It’s hard to believe that August has come and gone already! In about two weeks, most of my RDPN class will finish the last of our graduation requirements, including our final journals and clinical competency documents.
This summer seems to have flown by! Between my practicum shifts, my daughter/family responsibilities, and my employed student nurse (ESN) shifts, this summer appears to have been non-existent. That’s fine though, as my classmates and I see a bright light at the end of what was a long tunnel.
Over the past few weeks, we’ve registered for our upcoming registration exams, which takes place October 19th. For me, my last day of practicum is September 10th. It’s a milestone I both look forward to and dread, as I have grown and learnt so much in my time here in the Psychiatric Assessment Unit (PAU). I have been encouraged to apply for a job there, and I feel that the team has graciously accepted me into their family.

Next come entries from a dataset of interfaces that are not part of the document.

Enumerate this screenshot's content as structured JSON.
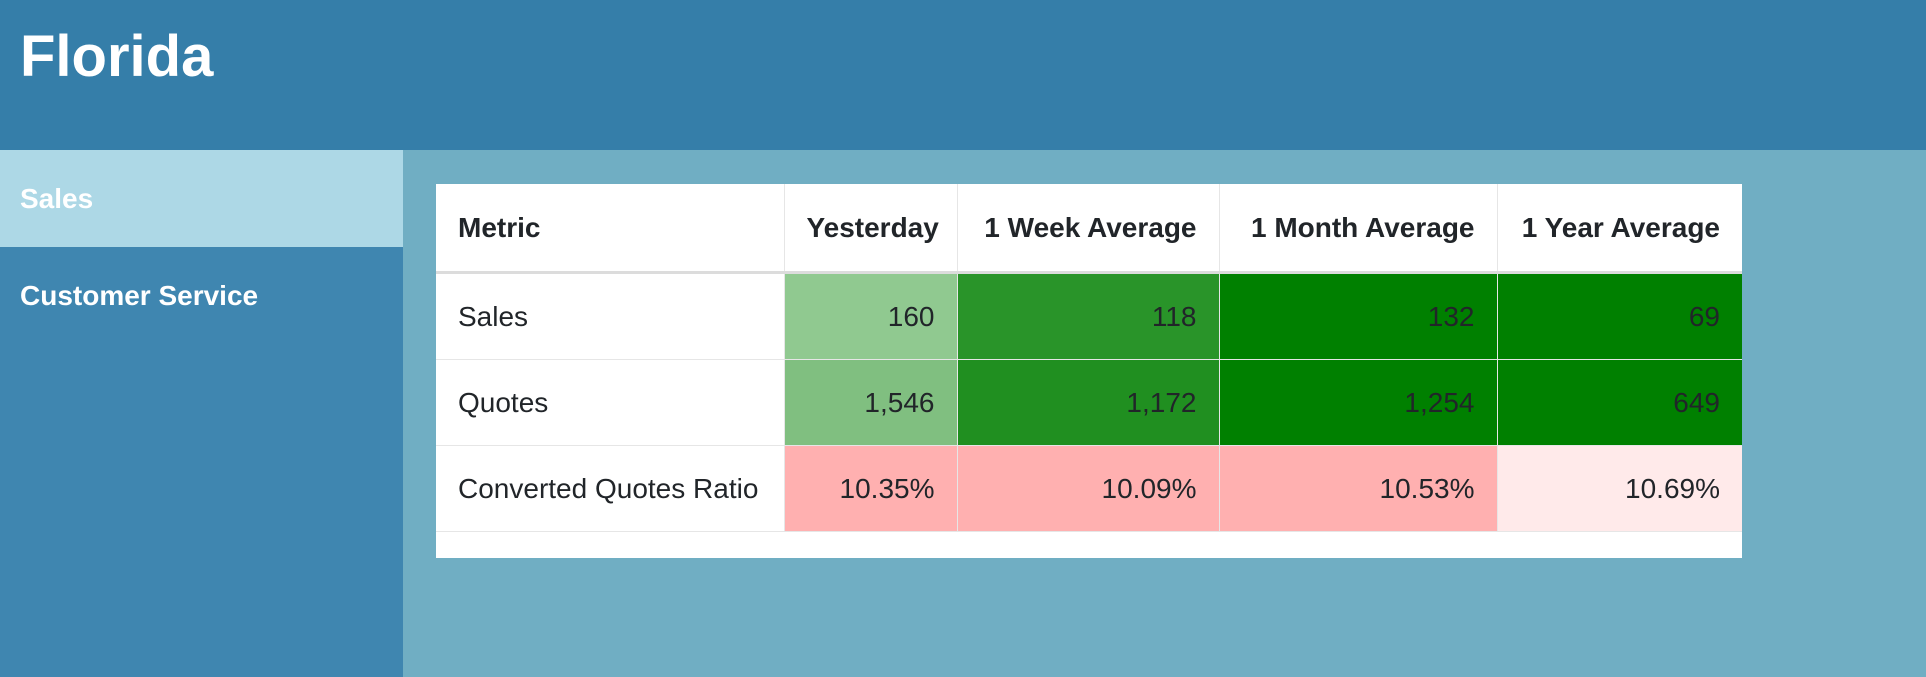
{
  "header": {
    "title": "Florida"
  },
  "sidebar": {
    "items": [
      {
        "label": "Sales",
        "active": true
      },
      {
        "label": "Customer Service",
        "active": false
      }
    ]
  },
  "table": {
    "columns": [
      "Metric",
      "Yesterday",
      "1 Week Average",
      "1 Month Average",
      "1 Year Average"
    ],
    "rows": [
      {
        "metric": "Sales",
        "cells": [
          {
            "value": "160",
            "color": "#90c990"
          },
          {
            "value": "118",
            "color": "#299429"
          },
          {
            "value": "132",
            "color": "#008000"
          },
          {
            "value": "69",
            "color": "#008000"
          }
        ]
      },
      {
        "metric": "Quotes",
        "cells": [
          {
            "value": "1,546",
            "color": "#80bf80"
          },
          {
            "value": "1,172",
            "color": "#208f20"
          },
          {
            "value": "1,254",
            "color": "#008000"
          },
          {
            "value": "649",
            "color": "#008000"
          }
        ]
      },
      {
        "metric": "Converted Quotes Ratio",
        "cells": [
          {
            "value": "10.35%",
            "color": "#ffb0b0"
          },
          {
            "value": "10.09%",
            "color": "#ffb0b0"
          },
          {
            "value": "10.53%",
            "color": "#ffb0b0"
          },
          {
            "value": "10.69%",
            "color": "#ffeaea"
          }
        ]
      }
    ]
  },
  "colors": {
    "header_bg": "#357ea9",
    "sidebar_bg": "#3f86b0",
    "sidebar_active_bg": "#add8e6",
    "main_bg": "#70aec3"
  }
}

However, the summer hasn’t been solely focused on our practicums; we’ve had a number of both group and individual projects to do, on top of full-time practicum schedules, journals, competency documents, and you get the idea. One of our projects was a health promotion package, designed to be geared towards a specific audience. My partner and I chose to build a presentation targeting frontline supervisors and managers, as well as human resources staff. The exciting part is we may actually have an opportunity to present this in front of that intended audience.

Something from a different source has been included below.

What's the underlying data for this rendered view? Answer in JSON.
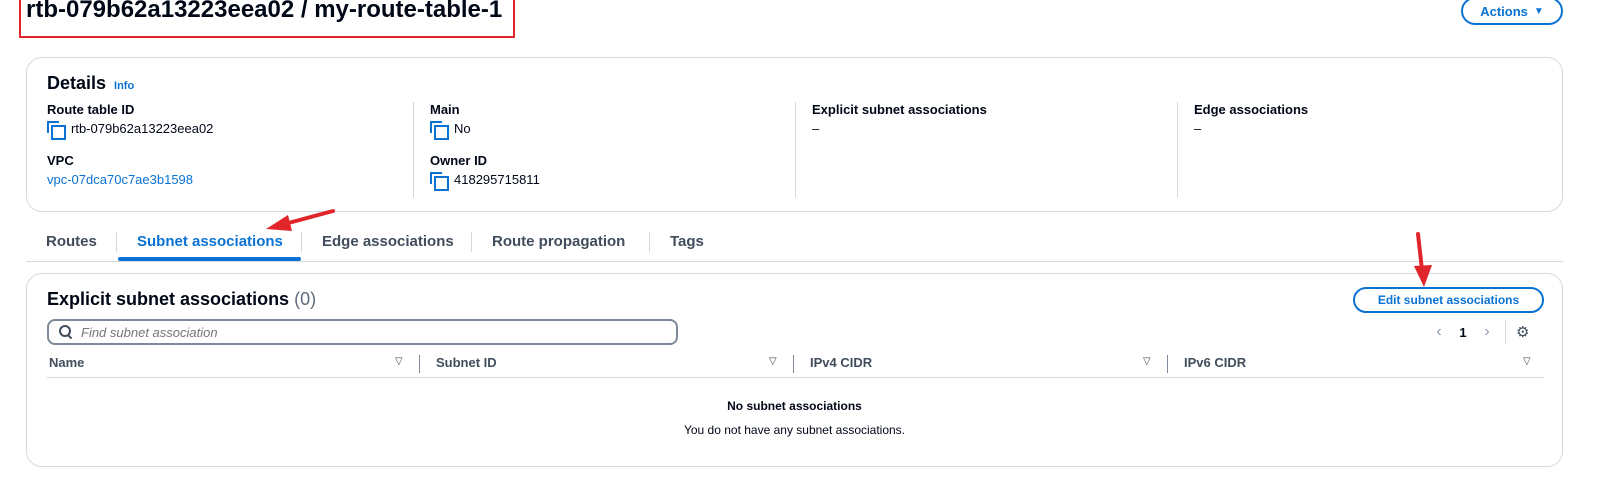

While two of our courses took “practicum breaks”, we carried on with nursing research, fine-tuning our critiquing and critical thinking skills and enhancing our evidence-based practice.
As that course wrapped up, our two other courses, “Specialty Area Nursing” and “Substance Use and Misuse Theory” started back up. This included in-depth discussions on various topics, as well as presenting group projects to the class and receiving peer review.

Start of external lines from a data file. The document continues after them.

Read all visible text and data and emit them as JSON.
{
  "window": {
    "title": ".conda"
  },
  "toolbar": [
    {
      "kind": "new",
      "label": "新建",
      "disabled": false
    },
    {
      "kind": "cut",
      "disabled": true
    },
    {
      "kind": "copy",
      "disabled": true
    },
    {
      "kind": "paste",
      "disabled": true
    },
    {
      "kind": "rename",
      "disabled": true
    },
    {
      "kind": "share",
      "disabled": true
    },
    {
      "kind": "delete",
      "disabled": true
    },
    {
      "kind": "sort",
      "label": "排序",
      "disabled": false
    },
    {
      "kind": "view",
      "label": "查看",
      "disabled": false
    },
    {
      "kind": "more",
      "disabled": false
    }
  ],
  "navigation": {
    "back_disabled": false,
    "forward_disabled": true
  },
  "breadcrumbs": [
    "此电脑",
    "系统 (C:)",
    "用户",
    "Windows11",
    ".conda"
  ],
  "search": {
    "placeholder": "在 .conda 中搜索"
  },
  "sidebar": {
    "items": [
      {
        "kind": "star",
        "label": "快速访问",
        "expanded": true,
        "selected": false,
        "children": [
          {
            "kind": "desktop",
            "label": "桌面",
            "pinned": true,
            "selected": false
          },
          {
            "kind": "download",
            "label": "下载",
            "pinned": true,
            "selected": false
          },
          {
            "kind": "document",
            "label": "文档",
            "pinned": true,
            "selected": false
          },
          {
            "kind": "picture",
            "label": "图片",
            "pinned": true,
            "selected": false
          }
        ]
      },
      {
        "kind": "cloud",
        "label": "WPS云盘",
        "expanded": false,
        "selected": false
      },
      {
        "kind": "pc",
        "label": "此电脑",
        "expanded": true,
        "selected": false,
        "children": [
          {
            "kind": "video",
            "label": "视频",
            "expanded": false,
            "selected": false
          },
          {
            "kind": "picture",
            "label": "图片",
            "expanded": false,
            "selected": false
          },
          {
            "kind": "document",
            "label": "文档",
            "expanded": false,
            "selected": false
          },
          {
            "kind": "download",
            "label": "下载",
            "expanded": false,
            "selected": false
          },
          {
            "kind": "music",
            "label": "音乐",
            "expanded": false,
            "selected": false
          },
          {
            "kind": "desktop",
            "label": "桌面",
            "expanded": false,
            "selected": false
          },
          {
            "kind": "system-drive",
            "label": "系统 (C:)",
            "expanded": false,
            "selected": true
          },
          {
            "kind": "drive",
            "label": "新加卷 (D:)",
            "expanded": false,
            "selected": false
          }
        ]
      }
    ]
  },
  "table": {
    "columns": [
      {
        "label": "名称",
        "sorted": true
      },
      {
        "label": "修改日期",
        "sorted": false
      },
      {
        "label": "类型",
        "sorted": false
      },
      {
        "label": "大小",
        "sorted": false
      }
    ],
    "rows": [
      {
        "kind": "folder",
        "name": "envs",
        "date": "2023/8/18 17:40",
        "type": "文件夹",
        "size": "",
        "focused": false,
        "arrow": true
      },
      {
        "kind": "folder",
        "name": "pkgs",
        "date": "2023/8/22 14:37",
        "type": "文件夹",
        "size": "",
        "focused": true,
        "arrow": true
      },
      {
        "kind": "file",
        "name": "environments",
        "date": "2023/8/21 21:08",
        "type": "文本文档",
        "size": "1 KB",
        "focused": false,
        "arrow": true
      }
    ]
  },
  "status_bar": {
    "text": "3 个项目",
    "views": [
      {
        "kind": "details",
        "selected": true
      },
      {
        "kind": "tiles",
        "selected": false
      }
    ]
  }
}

ESN is a unique opportunity that was just brought back in for psychiatric nursing students earlier this year. It allows for a paid clinical experience after completion of our medical/surgical nursing rotation. Don’t be fooled though, while the hours are flexible, it does add another workload to a busy plate. My cohort of psychiatric ESN’s was the first under the new model, which now includes student registration with the CRPNBC. For me as a hands on learner though, I saw that as necessary for further enhancing my knowledge.
Overall, I found the workload of these last few months to be very manageable though, we start with three courses, carrying through until the start of practicum, and get a break on two through the majority of our practicums. At no point during practicum do we have to worry about all three courses. A key to reducing stress is staying on top of the journaling and clinical competency document. From there, managing what time you have left becomes a much simpler task. I also had the added advantage of working compressed weeks at the PAU because of the 12-hour days and nights.
In short, these past few months and the last couple of years has been filled with opportunities beyond my wildest dreams.
I’ve felt the burden of classroom expectations, as well as the pleasure of forming genuine therapeutic relationships that will imprint in my memory and continuously remind me of the positive outcomes and lives we can touch through the work that we do. I look forward to the challenges that lie ahead: getting past the registration exam and beginning my career as a psychiatric nurse.